Migrants in Libya have told officials of the International Organisation for Migration (IOM), a United Nations agency, at disembarkation points in the troubled North African country that the escalation in hostilities in and around Tripoli, the capital city, and the deteriorating humanitarian situation are the main reasons behind the increase in departures.
This is coming as 136 women and 85 children, were among the 953 migrants returned to Libyan shores in the first two weeks of this 2020. Most were disembarked in Tripoli and all were taken to detention centres.
NGO search and rescue vessels reported rescueing 237 others. These returned migrants are among the more than 1,000 who have left Libya by sea since January 1, driven in part by the heaviest clashes Tripoli has seen since hostilities began nine months ago.
During the same period last year, 23 bodies were recovered by the coast guard and no migrants were returned to Libya. The current sudden increase in departures is especially alarming given the very limited search and rescue capacity in the Mediterranean.

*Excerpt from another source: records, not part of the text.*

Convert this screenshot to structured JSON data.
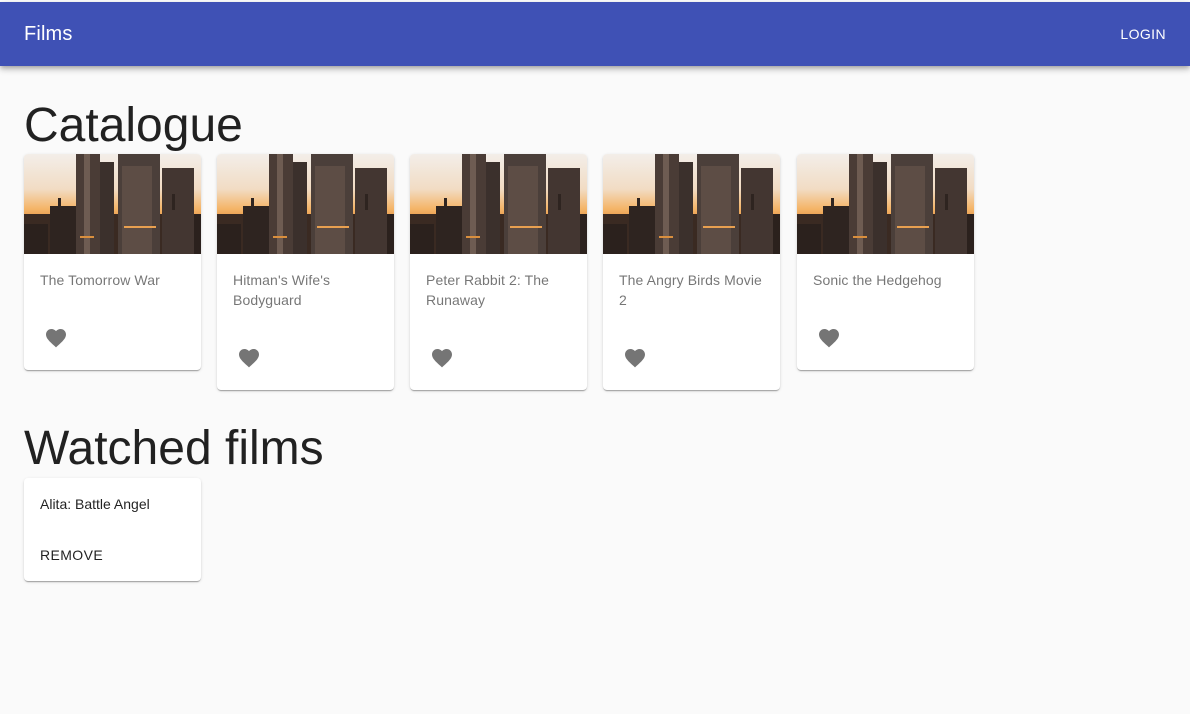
{
  "app_bar": {
    "title": "Films",
    "login_label": "LOGIN",
    "color": "#3f51b5"
  },
  "catalogue": {
    "heading": "Catalogue",
    "films": [
      {
        "title": "The Tomorrow War",
        "image": "city-skyline-sunset",
        "icon": "heart-icon"
      },
      {
        "title": "Hitman's Wife's Bodyguard",
        "image": "city-skyline-sunset",
        "icon": "heart-icon"
      },
      {
        "title": "Peter Rabbit 2: The Runaway",
        "image": "city-skyline-sunset",
        "icon": "heart-icon"
      },
      {
        "title": "The Angry Birds Movie 2",
        "image": "city-skyline-sunset",
        "icon": "heart-icon"
      },
      {
        "title": "Sonic the Hedgehog",
        "image": "city-skyline-sunset",
        "icon": "heart-icon"
      }
    ]
  },
  "watched": {
    "heading": "Watched films",
    "films": [
      {
        "title": "Alita: Battle Angel",
        "remove_label": "REMOVE"
      }
    ]
  }
}
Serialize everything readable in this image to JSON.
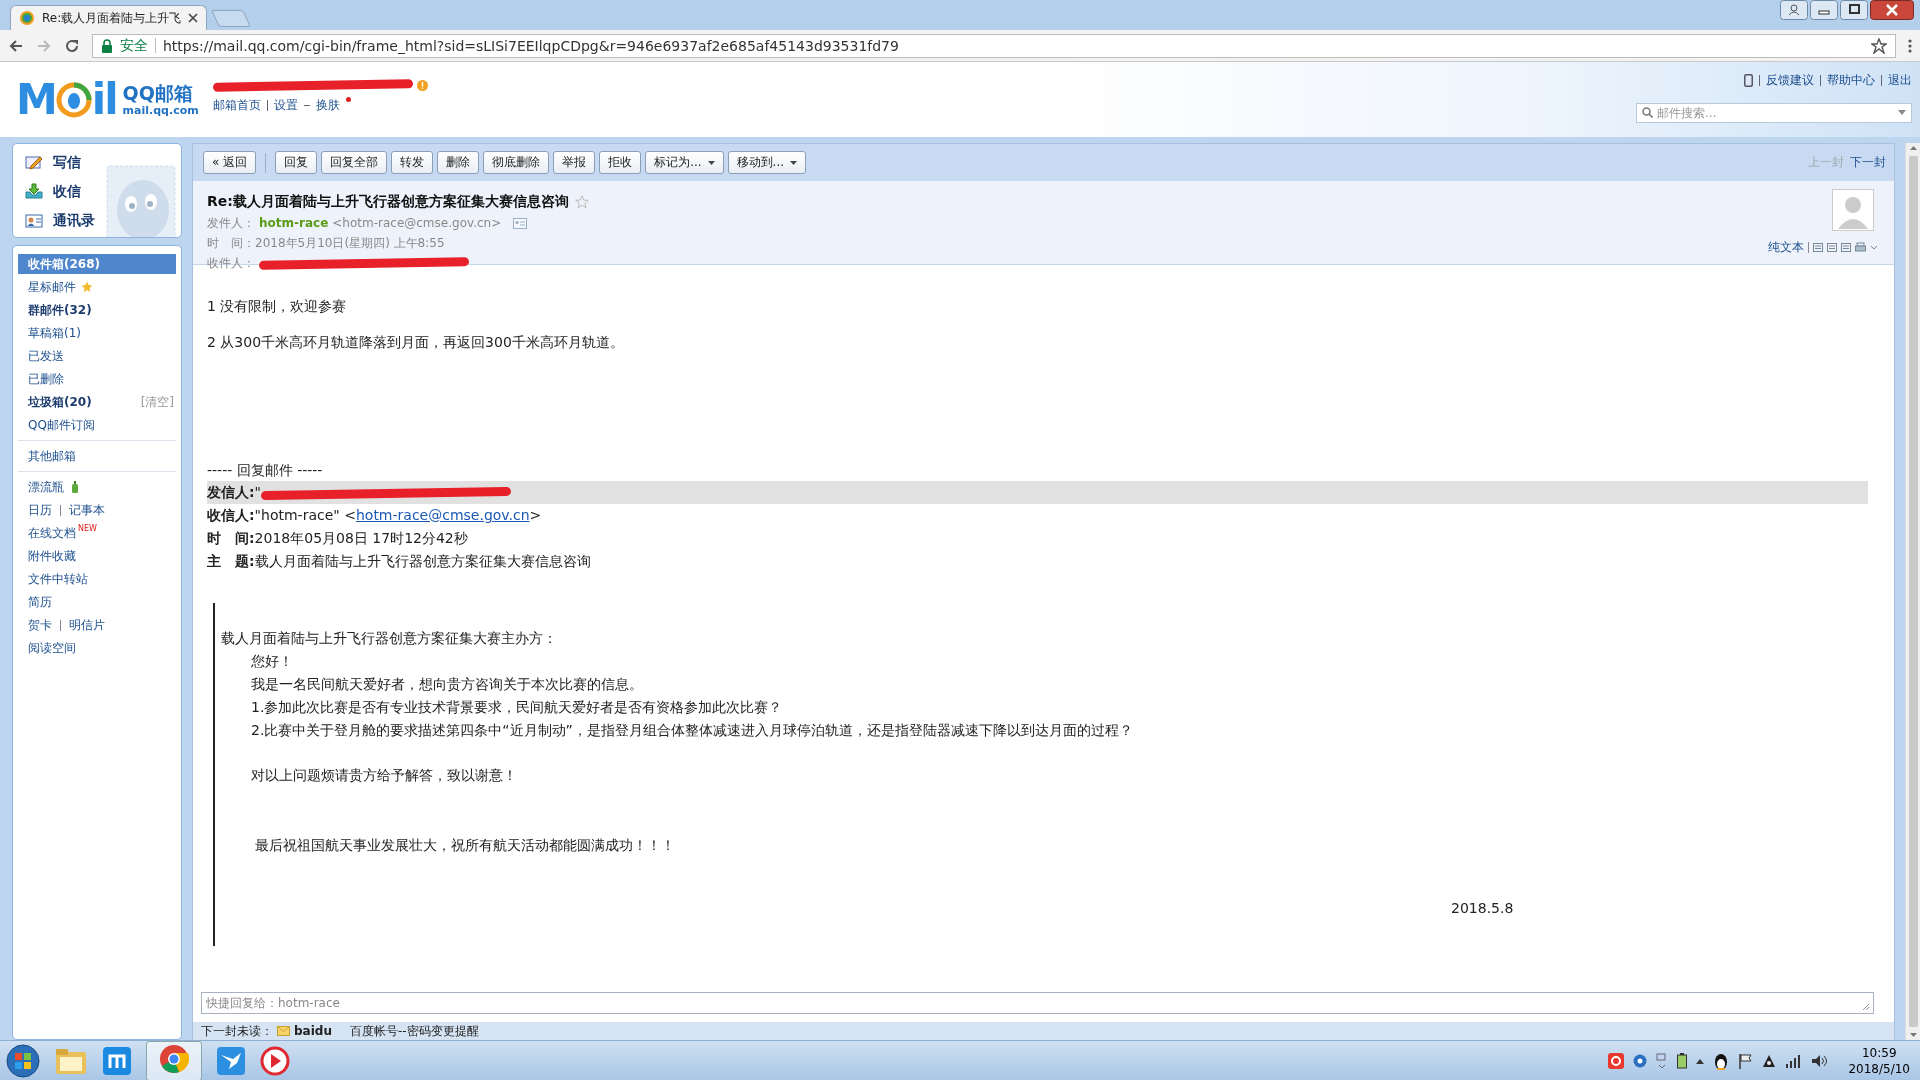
{
  "browser": {
    "tab_title": "Re:载人月面着陆与上升飞",
    "secure_label": "安全",
    "url": "https://mail.qq.com/cgi-bin/frame_html?sid=sLISi7EEIlqpCDpg&r=946e6937af2e685af45143d93531fd79"
  },
  "header": {
    "logo_letters": [
      "M",
      "il"
    ],
    "brand": "QQ邮箱",
    "domain": "mail.qq.com",
    "user_redacted": true,
    "links": [
      "邮箱首页",
      "设置",
      "换肤"
    ],
    "top_links": [
      "反馈建议",
      "帮助中心",
      "退出"
    ],
    "search_placeholder": "邮件搜索..."
  },
  "sidebar": {
    "actions": [
      {
        "kind": "compose",
        "label": "写信"
      },
      {
        "kind": "receive",
        "label": "收信"
      },
      {
        "kind": "contacts",
        "label": "通讯录"
      }
    ],
    "folders": [
      {
        "kind": "plain",
        "label": "收件箱(268)",
        "unread": true,
        "selected": true
      },
      {
        "kind": "starred",
        "label": "星标邮件",
        "unread": false,
        "selected": false
      },
      {
        "kind": "plain",
        "label": "群邮件(32)",
        "unread": true,
        "selected": false
      },
      {
        "kind": "plain",
        "label": "草稿箱(1)",
        "unread": false,
        "selected": false
      },
      {
        "kind": "plain",
        "label": "已发送",
        "unread": false,
        "selected": false
      },
      {
        "kind": "plain",
        "label": "已删除",
        "unread": false,
        "selected": false
      },
      {
        "kind": "trash",
        "label": "垃圾箱(20)",
        "action": "[清空]",
        "unread": true,
        "selected": false
      },
      {
        "kind": "plain",
        "label": "QQ邮件订阅",
        "unread": false,
        "selected": false
      }
    ],
    "other_mailboxes": "其他邮箱",
    "tools": [
      {
        "kind": "bottle",
        "labels": [
          "漂流瓶"
        ]
      },
      {
        "kind": "pair",
        "labels": [
          "日历",
          "记事本"
        ]
      },
      {
        "kind": "new",
        "labels": [
          "在线文档"
        ],
        "badge": "NEW"
      },
      {
        "kind": "plain",
        "labels": [
          "附件收藏"
        ]
      },
      {
        "kind": "plain",
        "labels": [
          "文件中转站"
        ]
      },
      {
        "kind": "plain",
        "labels": [
          "简历"
        ]
      },
      {
        "kind": "pair",
        "labels": [
          "贺卡",
          "明信片"
        ]
      },
      {
        "kind": "plain",
        "labels": [
          "阅读空间"
        ]
      }
    ]
  },
  "toolbar": {
    "back": "« 返回",
    "buttons": [
      {
        "kind": "plain",
        "label": "回复"
      },
      {
        "kind": "plain",
        "label": "回复全部"
      },
      {
        "kind": "plain",
        "label": "转发"
      },
      {
        "kind": "plain",
        "label": "删除"
      },
      {
        "kind": "plain",
        "label": "彻底删除"
      },
      {
        "kind": "plain",
        "label": "举报"
      },
      {
        "kind": "plain",
        "label": "拒收"
      },
      {
        "kind": "dropdown",
        "label": "标记为..."
      },
      {
        "kind": "dropdown",
        "label": "移动到..."
      }
    ],
    "nav": [
      {
        "label": "上一封",
        "disabled": true
      },
      {
        "label": "下一封",
        "disabled": false
      }
    ]
  },
  "message": {
    "subject": "Re:载人月面着陆与上升飞行器创意方案征集大赛信息咨询",
    "starred": false,
    "sender_label": "发件人：",
    "sender_name": "hotm-race",
    "sender_address": "<hotm-race@cmse.gov.cn>",
    "time_label": "时　间：",
    "time": "2018年5月10日(星期四) 上午8:55",
    "recipient_label": "收件人：",
    "recipient_redacted": true,
    "plain_text_link": "纯文本",
    "reply_lines": [
      "1 没有限制，欢迎参赛",
      "2 从300千米高环月轨道降落到月面，再返回300千米高环月轨道。"
    ],
    "quote_divider": "----- 回复邮件 -----",
    "quoted_headers": [
      {
        "label": "发信人:",
        "value": "\"",
        "redacted": true,
        "highlighted": true
      },
      {
        "label": "收信人:",
        "value": "\"hotm-race\" <",
        "link": "hotm-race@cmse.gov.cn",
        "suffix": ">",
        "redacted": false,
        "highlighted": false
      },
      {
        "label": "时　间:",
        "value": "2018年05月08日 17时12分42秒",
        "redacted": false,
        "highlighted": false
      },
      {
        "label": "主　题:",
        "value": "载人月面着陆与上升飞行器创意方案征集大赛信息咨询",
        "redacted": false,
        "highlighted": false
      }
    ],
    "quoted_body": [
      {
        "kind": "salutation",
        "text": "载人月面着陆与上升飞行器创意方案征集大赛主办方："
      },
      {
        "kind": "line",
        "text": "您好！"
      },
      {
        "kind": "line",
        "text": "我是一名民间航天爱好者，想向贵方咨询关于本次比赛的信息。"
      },
      {
        "kind": "line",
        "text": "1.参加此次比赛是否有专业技术背景要求，民间航天爱好者是否有资格参加此次比赛？"
      },
      {
        "kind": "line",
        "text": "2.比赛中关于登月舱的要求描述第四条中“近月制动”，是指登月组合体整体减速进入月球停泊轨道，还是指登陆器减速下降以到达月面的过程？"
      },
      {
        "kind": "paragraph",
        "text": "对以上问题烦请贵方给予解答，致以谢意！"
      },
      {
        "kind": "closing",
        "text": "最后祝祖国航天事业发展壮大，祝所有航天活动都能圆满成功！！！"
      },
      {
        "kind": "date",
        "text": "2018.5.8"
      }
    ],
    "quick_reply_placeholder": "快捷回复给：hotm-race",
    "next_unread_label": "下一封未读：",
    "next_unread_sender": "baidu",
    "next_unread_subject": "百度帐号--密码变更提醒"
  },
  "taskbar": {
    "time": "10:59",
    "date": "2018/5/10"
  }
}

IOM has consistently called for the dismantling of the detention system, and the orderly release of migrants. Alternative solutions that safeguard lives must be found to alleviate the suffering of thousands of men, women, and children who are held in inhumane conditions.
While IOM teams are present at disembarkation points to provide emergency assistance to migrants, including basic health assistance and screenings, the organisation reiterates that measures to protect lives and guarantee the safety of these people are not in place.
Over 1,000 other migrants who have registered for IOM’s Voluntary Humanitarian Return programme are still trapped in Libya due to the security situation. The challenging and unsafe environment in the country’s capital has disrupted aviation activities thus hindering an important lifeline for stranded migrants.
IOM Libya Chief of Mission, Federico Soda, said “while our operations and programmes continue across the country, they have been largely affected, especially with regards to the safe movement of migrants to transit points and airports. A minimum degree of security is needed for us to be able to safely assist 500 people scheduled to return home in the coming days.”